  5. Migrate email away from Gmail. My current setup is slightly hacky since my main mailbox on my own domain just forwards things into Gmail. I would like to have my email done properly, and supported by either myself or people who are getting paid to support email. I have looked into self-hosting, but I’ve looked at this for several years and it has yet to happen. I am currently leaning towards Fastmail, which is independent and makes email their job. Comments welcome.
  6. When I migrate out of Gmail, export the contacts I have in Google Contacts/Gmail. I don’t have a lot and they don’t change often, so it’s probably sufficient to import them manually from a VCF file.
  7. Do something about Calendar. If I move to Fastmail, they provide calendaring and I should be able to import my Google Calendar archives. But I’ll see if I want to do that.
  8. Find another way to talk with the four people I talk to on Hangouts. I have it linked using bitlbee to an IRC server, but since I only talk to four people it might be easier to switch to something else.

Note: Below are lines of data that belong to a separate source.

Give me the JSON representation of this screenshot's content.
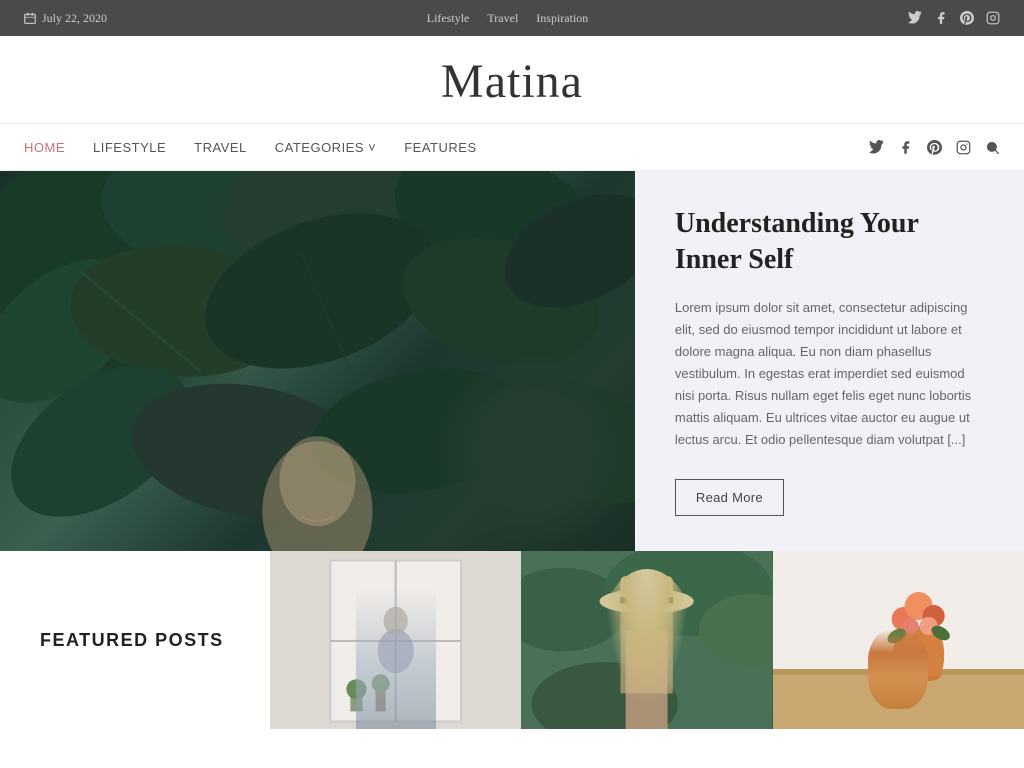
{
  "topbar": {
    "date": "July 22, 2020",
    "nav_links": [
      "Lifestyle",
      "Travel",
      "Inspiration"
    ]
  },
  "logo": {
    "text": "Matina"
  },
  "nav": {
    "links": [
      {
        "label": "HOME",
        "active": true
      },
      {
        "label": "LIFESTYLE",
        "active": false
      },
      {
        "label": "TRAVEL",
        "active": false
      },
      {
        "label": "CATEGORIES ˅",
        "active": false,
        "dropdown": true
      },
      {
        "label": "FEATURES",
        "active": false
      }
    ]
  },
  "hero": {
    "title": "Understanding Your Inner Self",
    "excerpt": "Lorem ipsum dolor sit amet, consectetur adipiscing elit, sed do eiusmod tempor incididunt ut labore et dolore magna aliqua. Eu non diam phasellus vestibulum. In egestas erat imperdiet sed euismod nisi porta. Risus nullam eget felis eget nunc lobortis mattis aliquam. Eu ultrices vitae auctor eu augue ut lectus arcu. Et odio pellentesque diam volutpat [...]",
    "read_more": "Read More"
  },
  "featured": {
    "label": "FEATURED POSTS"
  }
}
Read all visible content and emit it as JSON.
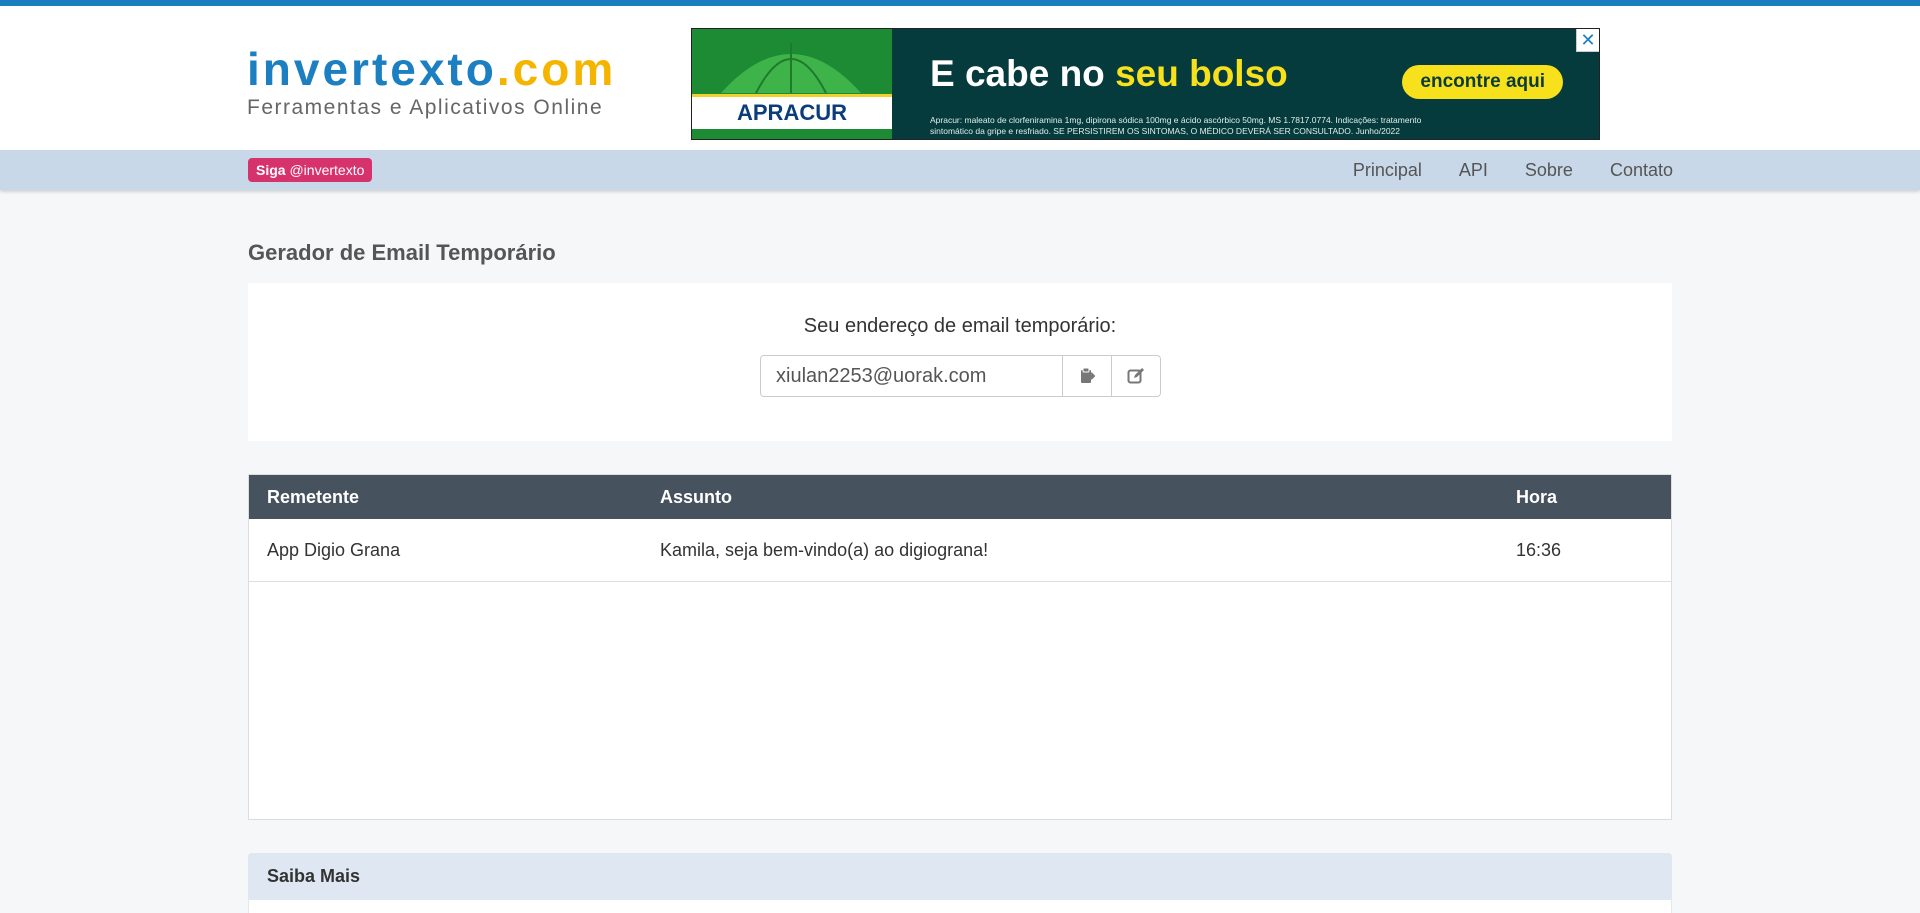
{
  "colors": {
    "accent": "#1b7fc2",
    "logo_dot": "#f4b400",
    "badge": "#d6336c",
    "navbar": "#c8d8e8",
    "table_header": "#46525e"
  },
  "logo": {
    "main": "invertexto",
    "dot": ".com",
    "tagline": "Ferramentas e Aplicativos Online"
  },
  "ad": {
    "brand": "APRACUR",
    "headline_start": "E cabe no ",
    "headline_highlight": "seu bolso",
    "cta": "encontre aqui",
    "fine_print": "Apracur: maleato de clorfeniramina 1mg, dipirona sódica 100mg e ácido ascórbico 50mg. MS 1.7817.0774. Indicações: tratamento sintomático da gripe e resfriado. SE PERSISTIREM OS SINTOMAS, O MÉDICO DEVERÁ SER CONSULTADO. Junho/2022",
    "close_icon": "close-icon"
  },
  "nav": {
    "follow_bold": "Siga",
    "follow_handle": "@invertexto",
    "links": [
      "Principal",
      "API",
      "Sobre",
      "Contato"
    ]
  },
  "page": {
    "title": "Gerador de Email Temporário"
  },
  "email": {
    "label": "Seu endereço de email temporário:",
    "address": "xiulan2253@uorak.com",
    "copy_icon": "clipboard-icon",
    "edit_icon": "edit-icon"
  },
  "inbox": {
    "columns": [
      "Remetente",
      "Assunto",
      "Hora"
    ],
    "rows": [
      {
        "sender": "App Digio Grana",
        "subject": "Kamila, seja bem-vindo(a) ao digiograna!",
        "time": "16:36"
      }
    ]
  },
  "saiba": {
    "title": "Saiba Mais"
  }
}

  9. Google+ posts: I think some of them have been sort of deleted when I deleted associated pictures in Photos… not sure. I will probably keep whatever is remaining, for the sake of cool URIs don’t changing more than anything else, at least until Google kills off Google+ in another spring cleaning. There wasn’t anything really groundbreaking in there, if I find anything I will integrate it into my own blog posts.